Bolhuis, from Haren in Groningen, expects to sell up to 10 percent more Christmas trees this year. “The trade orders quite early. Most orders have been received, which gives a good indication.” Other companies affiliated with the Dutch Christmas Tree Growers Association, of which Bolhuis is secretary, also expect a very good year.
The grower explains the peak in demand due to the desire for homeliness in corona time and the disappearance of holidays. “At Christmas, a lot of people normally go on winter sports, but it is expected that this will happen much less now. Then they stay at home and want to have a good time.”
‘Helps to spread the audience’
The Christmas department in garden center ‘t Vaarderhoogt in Soest is almost ready, about two weeks earlier than in other years. “And we notice that there is already plenty of shopping there,” says owner Harm Heinen. Yet he has not only taken action earlier because of the expected high demand, he says. “The whole situation is different, with a broader set-up and wider aisles. So you have to build that up earlier.”
The fact that sales seem to start earlier this year helps to spread the shopping public, Heinen continues. Normally the storm only started in the days after Sinterklaas, but now retailers cannot receive hundreds of people at once. “It is wise to get trees and other items earlier this year.”

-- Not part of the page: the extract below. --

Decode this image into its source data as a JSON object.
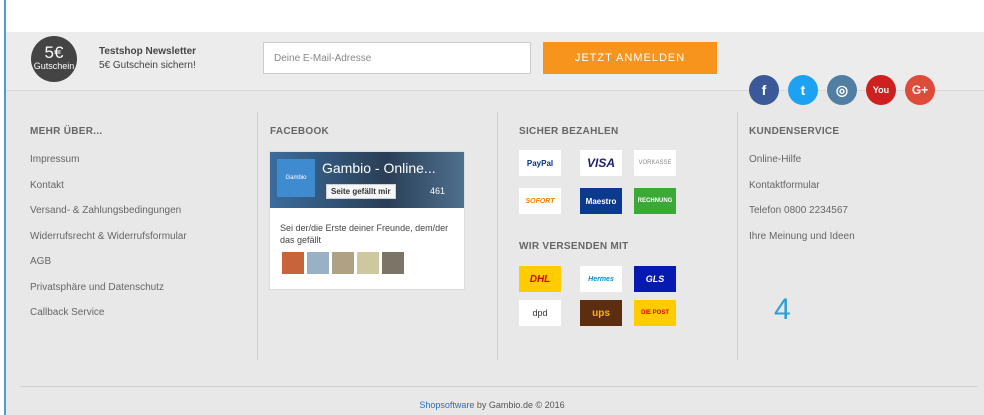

Bolhuis says that the growers can handle the demand well and that no one is fobbed off with a mini tree. “If there were several years of high demand, it might be a different story. But now there are plenty of trees.”
Bolhuis and Heinen do warn against a hasty purchase: a tree that you now bring into your home will already be completely bare around Sinterklaas.